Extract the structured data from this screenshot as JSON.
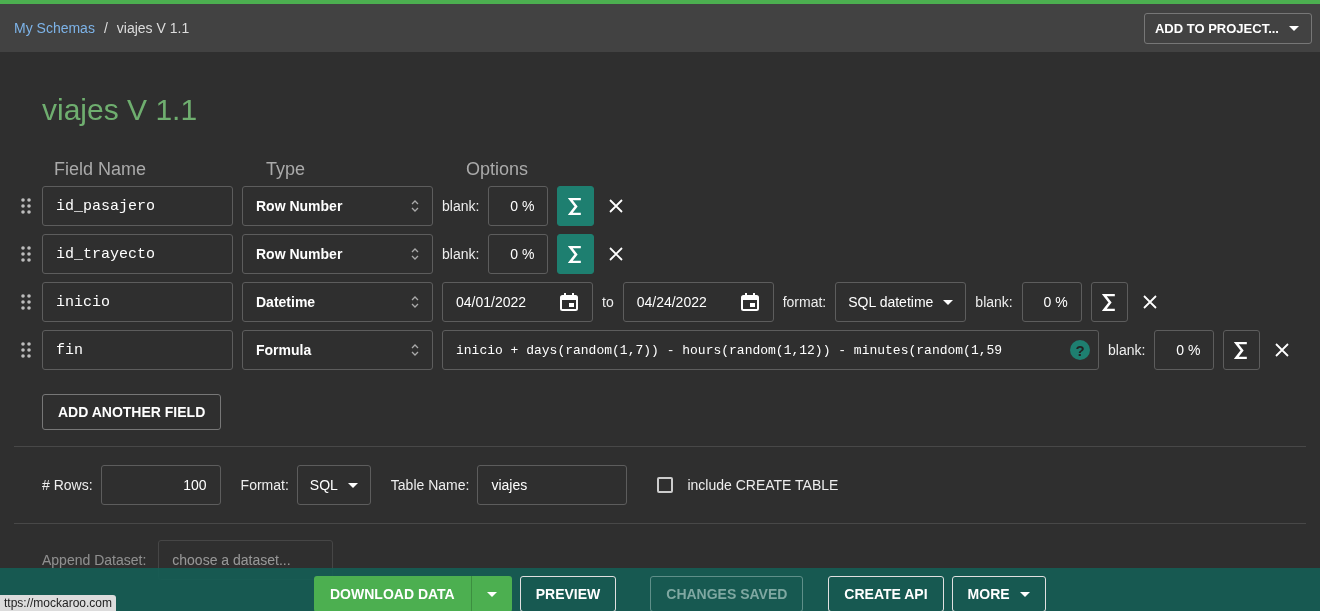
{
  "breadcrumb": {
    "link": "My Schemas",
    "separator": "/",
    "current": "viajes V 1.1"
  },
  "add_to_project": {
    "label": "ADD TO PROJECT..."
  },
  "title": "viajes V 1.1",
  "columns": [
    "Field Name",
    "Type",
    "Options"
  ],
  "fields": [
    {
      "name": "id_pasajero",
      "type": "Row Number",
      "kind": "blank",
      "blank_label": "blank:",
      "blank": "0 %",
      "sigma_active": true
    },
    {
      "name": "id_trayecto",
      "type": "Row Number",
      "kind": "blank",
      "blank_label": "blank:",
      "blank": "0 %",
      "sigma_active": true
    },
    {
      "name": "inicio",
      "type": "Datetime",
      "kind": "datetime",
      "from": "04/01/2022",
      "to_label": "to",
      "to": "04/24/2022",
      "format_label": "format:",
      "format": "SQL datetime",
      "blank_label": "blank:",
      "blank": "0 %",
      "sigma_active": false
    },
    {
      "name": "fin",
      "type": "Formula",
      "kind": "formula",
      "formula": "inicio + days(random(1,7)) - hours(random(1,12)) - minutes(random(1,59",
      "help": "?",
      "blank_label": "blank:",
      "blank": "0 %",
      "sigma_active": false
    }
  ],
  "add_field": "ADD ANOTHER FIELD",
  "settings": {
    "rows_label": "# Rows:",
    "rows": "100",
    "format_label": "Format:",
    "format": "SQL",
    "table_label": "Table Name:",
    "table": "viajes",
    "create_table_label": "include CREATE TABLE",
    "create_table": false
  },
  "append": {
    "label": "Append Dataset:",
    "placeholder": "choose a dataset..."
  },
  "footer": [
    {
      "label": "DOWNLOAD DATA",
      "kind": "primary"
    },
    {
      "label": "PREVIEW",
      "kind": "outline",
      "disabled": false
    },
    {
      "label": "CHANGES SAVED",
      "kind": "outline",
      "disabled": true
    },
    {
      "label": "CREATE API",
      "kind": "outline",
      "disabled": false
    },
    {
      "label": "MORE",
      "kind": "menu",
      "disabled": false
    }
  ],
  "status_url": "ttps://mockaroo.com"
}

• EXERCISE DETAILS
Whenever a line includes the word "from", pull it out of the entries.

• TASK RESULT
Extract the structured data from this screenshot as JSON.
      "from": "04/01/2022",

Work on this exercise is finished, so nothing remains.